Our team is continuing to work on this consulting project here in St. Louis, which will culminate in a final presentation and written report. We’re starting with a two-week research phase, during which we’re gathering information from subject matter experts. Come March, we plan to have a solid recommendation for Loox, backed up with quantitative analysis.
It’s actually my last semester at WashU (graduating in May!), and this project will be a capstone of sorts since my major doesn’t require a thesis. This Venture Consulting class complements the rest of my schedule, which includes Business & Marketing Innovation, Internet of Things, and Creative Nonfiction Writing 1. The project is an opportunity to put to practice and demonstrate the skills I’ve learned these past four years at WashU. And I’ll definitely return to Israel someday.
December 30, 2017: Why Israel?
Upon first telling someone that I’m going to Israel over winter break, the likely reaction is either: “But you’re not Jewish?” or “Wait, are you going on Birthright?” No, I’m not Jewish, which also means that no, I’m not going on Birthright. The actual reason for this trip is to participate in an Olin Business School program called Venture Consulting in Israel. It’s a spring semester class that I’ll be enrolled in, and the program begins with a week-long visit to Israel. Besides a tour of Jerusalem and Interdisciplinary Center Herzliya (IDC), we’ll spend the majority of our time in Tel Aviv, working on a consulting project for an Israeli startup. Upon returning to WashU in January, our team will continue developing our ideas and solutions remotely.
There are eight students participating in the program this year, including me, and we’ll be split into two teams of four people. Each team will be matched with a client once we arrive. The week’s schedule will be largely self-determined by each team, with the objective being to maximize on the limited in-person time we have with the client. I’ve worked on a consulting project before with the Small Business Initiative through the Center for Experiential Learning at WashU. My client was London’s Wing House, a family-owned restaurant based in St. Louis, Missouri. I’m expecting there to be three main differences between that project and this one: there may be cultural differences between an American team consulting for an Israeli client, this client’s industry will probably be more tech-focused, and our team will be composed of both undergraduate and MBA students.
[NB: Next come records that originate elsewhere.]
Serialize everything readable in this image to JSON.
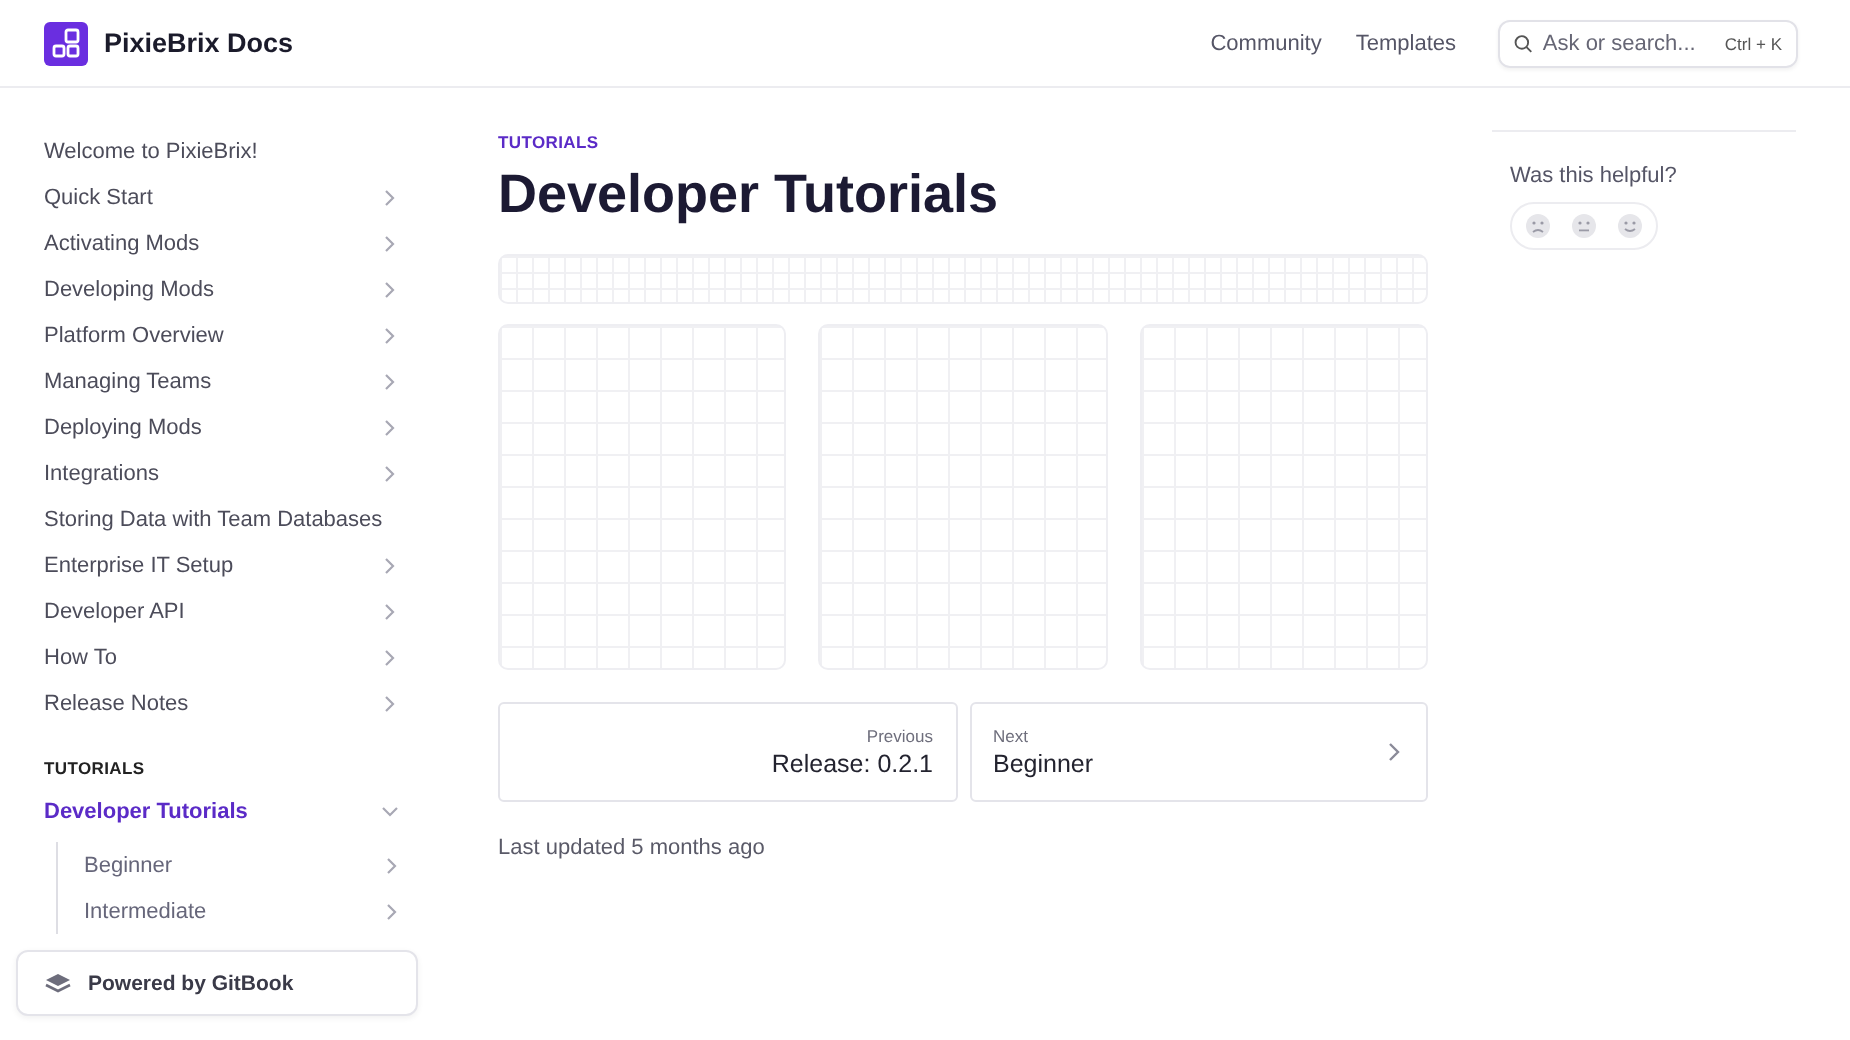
{
  "header": {
    "logo_text": "PixieBrix Docs",
    "links": [
      "Community",
      "Templates"
    ],
    "search": {
      "placeholder": "Ask or search...",
      "shortcut": "Ctrl + K"
    }
  },
  "sidebar": {
    "items": [
      {
        "label": "Welcome to PixieBrix!",
        "selected": false
      },
      {
        "label": "Quick Start",
        "selected": false,
        "expanded": false
      },
      {
        "label": "Activating Mods",
        "selected": false,
        "expanded": false
      },
      {
        "label": "Developing Mods",
        "selected": false,
        "expanded": false
      },
      {
        "label": "Platform Overview",
        "selected": false,
        "expanded": false
      },
      {
        "label": "Managing Teams",
        "selected": false,
        "expanded": false
      },
      {
        "label": "Deploying Mods",
        "selected": false,
        "expanded": false
      },
      {
        "label": "Integrations",
        "selected": false,
        "expanded": false
      },
      {
        "label": "Storing Data with Team Databases",
        "selected": false
      },
      {
        "label": "Enterprise IT Setup",
        "selected": false,
        "expanded": false
      },
      {
        "label": "Developer API",
        "selected": false,
        "expanded": false
      },
      {
        "label": "How To",
        "selected": false,
        "expanded": false
      },
      {
        "label": "Release Notes",
        "selected": false,
        "expanded": false
      }
    ],
    "section_heading": "TUTORIALS",
    "section_items": [
      {
        "label": "Developer Tutorials",
        "selected": true,
        "expanded": true,
        "children": [
          {
            "label": "Beginner",
            "selected": false,
            "expanded": false
          },
          {
            "label": "Intermediate",
            "selected": false,
            "expanded": false
          }
        ]
      }
    ],
    "footer": "Powered by GitBook"
  },
  "main": {
    "breadcrumb": "TUTORIALS",
    "title": "Developer Tutorials",
    "pager": {
      "previous": {
        "caption": "Previous",
        "title": "Release: 0.2.1"
      },
      "next": {
        "caption": "Next",
        "title": "Beginner"
      }
    },
    "last_updated": "Last updated 5 months ago"
  },
  "aside": {
    "feedback_prompt": "Was this helpful?"
  }
}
In addition to being part of the technology and startup scene in Tel Aviv, I’m also looking forward to experiencing the culture and history. I’m excited about this trip because I’ve never been to Israel before, or anywhere in the Middle East. From attending a university such as WashU, where many of my friends and peers have connections to Israel, I’ve become increasingly curious about it and knew that this program would be the perfect opportunity to learn more about the country.
I’ll be leaving the U.S. on December 31st and returning on January 13th, so look out for an update in 2018!